» **INPUT MATERIAL**
-------

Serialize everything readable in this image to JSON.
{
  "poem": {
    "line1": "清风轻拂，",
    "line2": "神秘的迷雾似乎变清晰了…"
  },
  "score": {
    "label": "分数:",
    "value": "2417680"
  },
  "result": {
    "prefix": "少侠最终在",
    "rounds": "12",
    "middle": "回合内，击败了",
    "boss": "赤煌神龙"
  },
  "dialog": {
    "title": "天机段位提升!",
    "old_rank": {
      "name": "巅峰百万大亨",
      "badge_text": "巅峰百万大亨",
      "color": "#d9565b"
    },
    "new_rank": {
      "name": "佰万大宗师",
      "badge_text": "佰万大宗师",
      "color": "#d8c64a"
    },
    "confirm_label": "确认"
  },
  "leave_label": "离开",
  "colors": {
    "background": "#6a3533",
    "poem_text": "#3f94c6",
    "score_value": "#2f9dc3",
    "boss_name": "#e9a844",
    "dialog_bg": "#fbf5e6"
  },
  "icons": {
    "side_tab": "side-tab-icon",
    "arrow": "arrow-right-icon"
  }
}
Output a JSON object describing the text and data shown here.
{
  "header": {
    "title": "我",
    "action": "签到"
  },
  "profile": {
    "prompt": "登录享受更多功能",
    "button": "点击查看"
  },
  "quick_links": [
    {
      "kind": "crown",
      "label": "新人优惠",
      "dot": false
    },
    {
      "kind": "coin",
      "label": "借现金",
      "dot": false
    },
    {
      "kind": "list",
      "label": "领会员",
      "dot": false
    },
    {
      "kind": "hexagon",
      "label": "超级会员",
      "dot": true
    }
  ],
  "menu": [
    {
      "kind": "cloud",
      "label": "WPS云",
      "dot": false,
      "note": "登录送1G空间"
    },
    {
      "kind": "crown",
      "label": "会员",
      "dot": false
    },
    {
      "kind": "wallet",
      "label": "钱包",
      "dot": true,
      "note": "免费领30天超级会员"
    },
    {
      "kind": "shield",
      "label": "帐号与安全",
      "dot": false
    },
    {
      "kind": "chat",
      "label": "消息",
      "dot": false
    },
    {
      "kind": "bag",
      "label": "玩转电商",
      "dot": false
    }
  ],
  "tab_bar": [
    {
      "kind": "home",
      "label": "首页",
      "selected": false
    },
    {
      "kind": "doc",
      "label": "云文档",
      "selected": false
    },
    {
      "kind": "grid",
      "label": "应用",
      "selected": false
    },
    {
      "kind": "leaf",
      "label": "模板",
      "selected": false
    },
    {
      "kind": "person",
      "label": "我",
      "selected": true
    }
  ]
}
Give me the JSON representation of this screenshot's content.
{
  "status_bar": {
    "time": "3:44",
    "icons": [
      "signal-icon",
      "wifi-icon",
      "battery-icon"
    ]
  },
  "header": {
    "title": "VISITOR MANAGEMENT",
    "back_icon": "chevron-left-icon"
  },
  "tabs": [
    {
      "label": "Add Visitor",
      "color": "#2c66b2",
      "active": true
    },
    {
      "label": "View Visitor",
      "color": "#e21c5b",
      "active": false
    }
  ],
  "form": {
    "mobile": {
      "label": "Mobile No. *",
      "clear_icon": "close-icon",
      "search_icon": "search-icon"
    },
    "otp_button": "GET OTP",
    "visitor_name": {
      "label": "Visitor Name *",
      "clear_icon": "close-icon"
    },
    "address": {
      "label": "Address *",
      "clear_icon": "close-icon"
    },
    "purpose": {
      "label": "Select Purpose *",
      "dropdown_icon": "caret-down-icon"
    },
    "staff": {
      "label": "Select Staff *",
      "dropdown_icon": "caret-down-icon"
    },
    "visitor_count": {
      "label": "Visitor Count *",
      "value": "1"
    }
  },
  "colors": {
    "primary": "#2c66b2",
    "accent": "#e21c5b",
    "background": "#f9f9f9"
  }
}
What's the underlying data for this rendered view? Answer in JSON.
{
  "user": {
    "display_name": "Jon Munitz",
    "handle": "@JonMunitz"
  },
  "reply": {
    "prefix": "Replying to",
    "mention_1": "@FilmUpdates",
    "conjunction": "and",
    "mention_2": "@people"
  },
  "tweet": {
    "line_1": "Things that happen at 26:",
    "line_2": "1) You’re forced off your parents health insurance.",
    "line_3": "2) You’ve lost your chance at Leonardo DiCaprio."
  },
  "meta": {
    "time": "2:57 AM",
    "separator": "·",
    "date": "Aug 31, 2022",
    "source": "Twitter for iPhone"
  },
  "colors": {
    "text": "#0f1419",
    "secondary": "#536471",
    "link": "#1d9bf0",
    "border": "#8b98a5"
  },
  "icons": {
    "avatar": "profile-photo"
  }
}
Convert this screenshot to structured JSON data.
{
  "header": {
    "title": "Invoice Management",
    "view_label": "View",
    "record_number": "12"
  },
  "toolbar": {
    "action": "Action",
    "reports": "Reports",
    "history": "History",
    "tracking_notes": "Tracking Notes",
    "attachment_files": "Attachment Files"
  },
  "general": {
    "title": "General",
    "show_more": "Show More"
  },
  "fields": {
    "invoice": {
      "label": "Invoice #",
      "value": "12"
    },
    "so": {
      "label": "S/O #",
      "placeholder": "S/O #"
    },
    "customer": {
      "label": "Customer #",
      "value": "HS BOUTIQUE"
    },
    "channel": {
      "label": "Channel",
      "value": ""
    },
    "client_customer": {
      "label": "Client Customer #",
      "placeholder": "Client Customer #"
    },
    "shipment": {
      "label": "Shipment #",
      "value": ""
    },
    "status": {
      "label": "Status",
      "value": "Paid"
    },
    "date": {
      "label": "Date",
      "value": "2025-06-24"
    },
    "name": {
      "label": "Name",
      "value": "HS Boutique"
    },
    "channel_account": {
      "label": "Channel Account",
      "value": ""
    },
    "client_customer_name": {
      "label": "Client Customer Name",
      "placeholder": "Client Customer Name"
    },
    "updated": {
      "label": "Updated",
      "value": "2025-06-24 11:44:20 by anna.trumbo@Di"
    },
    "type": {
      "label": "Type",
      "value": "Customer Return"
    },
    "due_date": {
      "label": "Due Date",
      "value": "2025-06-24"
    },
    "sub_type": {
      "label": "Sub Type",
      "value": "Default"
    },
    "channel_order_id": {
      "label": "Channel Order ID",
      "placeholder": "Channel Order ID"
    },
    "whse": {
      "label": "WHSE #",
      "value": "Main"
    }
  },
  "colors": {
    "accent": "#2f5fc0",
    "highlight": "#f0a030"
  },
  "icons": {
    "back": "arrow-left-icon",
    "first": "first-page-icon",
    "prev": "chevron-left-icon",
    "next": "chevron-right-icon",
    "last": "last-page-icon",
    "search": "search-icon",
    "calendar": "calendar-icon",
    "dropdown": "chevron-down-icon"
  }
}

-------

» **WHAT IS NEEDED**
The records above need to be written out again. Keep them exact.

» **TASK RESULT**
Serialize everything readable in this image to JSON.
{
  "poem": {
    "line1": "清风轻拂，",
    "line2": "神秘的迷雾似乎变清晰了…"
  },
  "score": {
    "label": "分数:",
    "value": "2417680"
  },
  "result": {
    "prefix": "少侠最终在",
    "rounds": "12",
    "middle": "回合内，击败了",
    "boss": "赤煌神龙"
  },
  "dialog": {
    "title": "天机段位提升!",
    "old_rank": {
      "name": "巅峰百万大亨",
      "badge_text": "巅峰百万大亨",
      "color": "#d9565b"
    },
    "new_rank": {
      "name": "佰万大宗师",
      "badge_text": "佰万大宗师",
      "color": "#d8c64a"
    },
    "confirm_label": "确认"
  },
  "leave_label": "离开",
  "colors": {
    "background": "#6a3533",
    "poem_text": "#3f94c6",
    "score_value": "#2f9dc3",
    "boss_name": "#e9a844",
    "dialog_bg": "#fbf5e6"
  },
  "icons": {
    "side_tab": "side-tab-icon",
    "arrow": "arrow-right-icon"
  }
}
Output a JSON object describing the text and data shown here.
{
  "header": {
    "title": "我",
    "action": "签到"
  },
  "profile": {
    "prompt": "登录享受更多功能",
    "button": "点击查看"
  },
  "quick_links": [
    {
      "kind": "crown",
      "label": "新人优惠",
      "dot": false
    },
    {
      "kind": "coin",
      "label": "借现金",
      "dot": false
    },
    {
      "kind": "list",
      "label": "领会员",
      "dot": false
    },
    {
      "kind": "hexagon",
      "label": "超级会员",
      "dot": true
    }
  ],
  "menu": [
    {
      "kind": "cloud",
      "label": "WPS云",
      "dot": false,
      "note": "登录送1G空间"
    },
    {
      "kind": "crown",
      "label": "会员",
      "dot": false
    },
    {
      "kind": "wallet",
      "label": "钱包",
      "dot": true,
      "note": "免费领30天超级会员"
    },
    {
      "kind": "shield",
      "label": "帐号与安全",
      "dot": false
    },
    {
      "kind": "chat",
      "label": "消息",
      "dot": false
    },
    {
      "kind": "bag",
      "label": "玩转电商",
      "dot": false
    }
  ],
  "tab_bar": [
    {
      "kind": "home",
      "label": "首页",
      "selected": false
    },
    {
      "kind": "doc",
      "label": "云文档",
      "selected": false
    },
    {
      "kind": "grid",
      "label": "应用",
      "selected": false
    },
    {
      "kind": "leaf",
      "label": "模板",
      "selected": false
    },
    {
      "kind": "person",
      "label": "我",
      "selected": true
    }
  ]
}
Give me the JSON representation of this screenshot's content.
{
  "status_bar": {
    "time": "3:44",
    "icons": [
      "signal-icon",
      "wifi-icon",
      "battery-icon"
    ]
  },
  "header": {
    "title": "VISITOR MANAGEMENT",
    "back_icon": "chevron-left-icon"
  },
  "tabs": [
    {
      "label": "Add Visitor",
      "color": "#2c66b2",
      "active": true
    },
    {
      "label": "View Visitor",
      "color": "#e21c5b",
      "active": false
    }
  ],
  "form": {
    "mobile": {
      "label": "Mobile No. *",
      "clear_icon": "close-icon",
      "search_icon": "search-icon"
    },
    "otp_button": "GET OTP",
    "visitor_name": {
      "label": "Visitor Name *",
      "clear_icon": "close-icon"
    },
    "address": {
      "label": "Address *",
      "clear_icon": "close-icon"
    },
    "purpose": {
      "label": "Select Purpose *",
      "dropdown_icon": "caret-down-icon"
    },
    "staff": {
      "label": "Select Staff *",
      "dropdown_icon": "caret-down-icon"
    },
    "visitor_count": {
      "label": "Visitor Count *",
      "value": "1"
    }
  },
  "colors": {
    "primary": "#2c66b2",
    "accent": "#e21c5b",
    "background": "#f9f9f9"
  }
}
What's the underlying data for this rendered view? Answer in JSON.
{
  "user": {
    "display_name": "Jon Munitz",
    "handle": "@JonMunitz"
  },
  "reply": {
    "prefix": "Replying to",
    "mention_1": "@FilmUpdates",
    "conjunction": "and",
    "mention_2": "@people"
  },
  "tweet": {
    "line_1": "Things that happen at 26:",
    "line_2": "1) You’re forced off your parents health insurance.",
    "line_3": "2) You’ve lost your chance at Leonardo DiCaprio."
  },
  "meta": {
    "time": "2:57 AM",
    "separator": "·",
    "date": "Aug 31, 2022",
    "source": "Twitter for iPhone"
  },
  "colors": {
    "text": "#0f1419",
    "secondary": "#536471",
    "link": "#1d9bf0",
    "border": "#8b98a5"
  },
  "icons": {
    "avatar": "profile-photo"
  }
}
Convert this screenshot to structured JSON data.
{
  "header": {
    "title": "Invoice Management",
    "view_label": "View",
    "record_number": "12"
  },
  "toolbar": {
    "action": "Action",
    "reports": "Reports",
    "history": "History",
    "tracking_notes": "Tracking Notes",
    "attachment_files": "Attachment Files"
  },
  "general": {
    "title": "General",
    "show_more": "Show More"
  },
  "fields": {
    "invoice": {
      "label": "Invoice #",
      "value": "12"
    },
    "so": {
      "label": "S/O #",
      "placeholder": "S/O #"
    },
    "customer": {
      "label": "Customer #",
      "value": "HS BOUTIQUE"
    },
    "channel": {
      "label": "Channel",
      "value": ""
    },
    "client_customer": {
      "label": "Client Customer #",
      "placeholder": "Client Customer #"
    },
    "shipment": {
      "label": "Shipment #",
      "value": ""
    },
    "status": {
      "label": "Status",
      "value": "Paid"
    },
    "date": {
      "label": "Date",
      "value": "2025-06-24"
    },
    "name": {
      "label": "Name",
      "value": "HS Boutique"
    },
    "channel_account": {
      "label": "Channel Account",
      "value": ""
    },
    "client_customer_name": {
      "label": "Client Customer Name",
      "placeholder": "Client Customer Name"
    },
    "updated": {
      "label": "Updated",
      "value": "2025-06-24 11:44:20 by anna.trumbo@Di"
    },
    "type": {
      "label": "Type",
      "value": "Customer Return"
    },
    "due_date": {
      "label": "Due Date",
      "value": "2025-06-24"
    },
    "sub_type": {
      "label": "Sub Type",
      "value": "Default"
    },
    "channel_order_id": {
      "label": "Channel Order ID",
      "placeholder": "Channel Order ID"
    },
    "whse": {
      "label": "WHSE #",
      "value": "Main"
    }
  },
  "colors": {
    "accent": "#2f5fc0",
    "highlight": "#f0a030"
  },
  "icons": {
    "back": "arrow-left-icon",
    "first": "first-page-icon",
    "prev": "chevron-left-icon",
    "next": "chevron-right-icon",
    "last": "last-page-icon",
    "search": "search-icon",
    "calendar": "calendar-icon",
    "dropdown": "chevron-down-icon"
  }
}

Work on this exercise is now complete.